He gets tired of our jabbering at times and steps in to "help". The point of course was not my inability to get the remote, it was to see if KayTar could figure how to follow the command, even if I had to continue to give additional clues or even walk over and put my hand on it to help her find it.
The solution is of course, continued speech therapy, as well as continued work with her at home. The goal is now to teach her concepts rather than word absorption; instead of getting her to just say "Blue block." I need to ask, "Is the blue block INSIDE the box or outside the box?" or "Are the fish in the water or in the sky?" or "Do birds fly or swim?". When reading books, I need to ask, "Is the boy jumping or sleeping?" She also suggested taking a series of photographs when we are out and about and print them later for KayTar to look through with us while we give her words to describe the experience, "We went to the park. KayTar went down the slide. We saw a flower. We walked home." She said initially, she will regurgitate, but eventually the concepts will sink in and she will become competent in in her speech. Right now, if I had to give a percentage of her vocabulary she truly understands, I'd have a really hard time. She understands 100% of labeling...but concepts are much lower, definitely below 50%, maybe closer to 10% even at this moment in time. I'd say out of everything that comes out of her mouth in a day, she truly understands an average of 50% of it, maybe. These are super rough approximations, though...definitely not scientific in anyway.
In spite of this, she surprises me at times. Last night she had her half empty block crate and she said, "Fish-e-water! Splash splash!" clearly pretending her hand was a fish and the crate was a tank. Later she held her hand like a fishing pole and said "Fishing! Reeee big fish!" and held her hand up like she had caught something. And still later, she pretended the crate was some sort of trough and she pretended to eat out of it much like a pig...this one evolved into it being a box of sandwiches, "Mmmm. Sa-wich! Eat it." Whether the words are from something she has previously witnessed or not (I have no clue if they were), she came up with the imaginative situations all on her own, pretending that something clearly meant for one thing served several totally different purposes. She played out several different scenarios using the same prop, with no suggestion from anyone as to what it might be. This is the first 100% spontaneous imaginative play I've ever seen her engage in. It was pretty amazing. Today she did it again with Legos and the top of the toybox. The Legos were a car, and the toybox was the road. "I racing. Vroom vroom. Racing." She also called the living room a "playground" and pretended to go down a slide and swing on a swing, exclaiming "Wheee!". New things are emerging all the time for her.
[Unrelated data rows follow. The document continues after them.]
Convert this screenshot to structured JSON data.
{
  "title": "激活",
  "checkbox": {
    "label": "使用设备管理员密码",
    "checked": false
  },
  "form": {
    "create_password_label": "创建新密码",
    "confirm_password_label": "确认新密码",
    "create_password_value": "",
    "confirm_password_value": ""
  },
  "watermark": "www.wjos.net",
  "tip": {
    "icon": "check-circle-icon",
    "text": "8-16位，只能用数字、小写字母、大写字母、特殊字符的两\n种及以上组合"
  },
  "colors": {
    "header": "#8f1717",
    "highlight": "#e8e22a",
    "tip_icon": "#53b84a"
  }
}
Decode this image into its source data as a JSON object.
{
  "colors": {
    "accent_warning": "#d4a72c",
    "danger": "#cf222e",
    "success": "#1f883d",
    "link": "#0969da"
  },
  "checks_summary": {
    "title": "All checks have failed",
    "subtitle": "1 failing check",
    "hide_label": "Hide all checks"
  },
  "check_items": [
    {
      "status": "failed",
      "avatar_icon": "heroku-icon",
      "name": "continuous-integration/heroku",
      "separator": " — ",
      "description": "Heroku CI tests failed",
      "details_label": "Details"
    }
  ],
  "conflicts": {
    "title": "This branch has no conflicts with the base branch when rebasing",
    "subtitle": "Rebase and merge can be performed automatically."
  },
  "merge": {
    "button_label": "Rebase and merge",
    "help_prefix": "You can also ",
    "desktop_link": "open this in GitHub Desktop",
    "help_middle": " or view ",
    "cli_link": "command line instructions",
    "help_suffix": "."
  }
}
Again, if you finished this, gold star! I don't know how much sense it made for people who haven't actually interacted with her, but it was the best summary I could give of what her verbal deficits are like and what they mean for us in day to day situations. It all still feels very jumbled and blurred, but I hope this made things a bit clearer. I didn't include examples of her accurate speech, because I was trying to represent the portions that stand out as abnormal. Her speech is not 100% abnormal, and I don't want to mislead anyone into thinking it is. I also don't mean for this to downplay her verbal explosion in any way, because that is extremely exciting and we couldn't be more thrilled about it. This is just the other side of the coin for her, what it means to have a vocabulary that exceeds her understanding and how it plays out in her daily life. It is important that I learn to explain these things, because soon, I'll be explaining it to the district evaluators and a new set of therapists and teachers. I hope by that time I've learned to say it in fewer words. ;)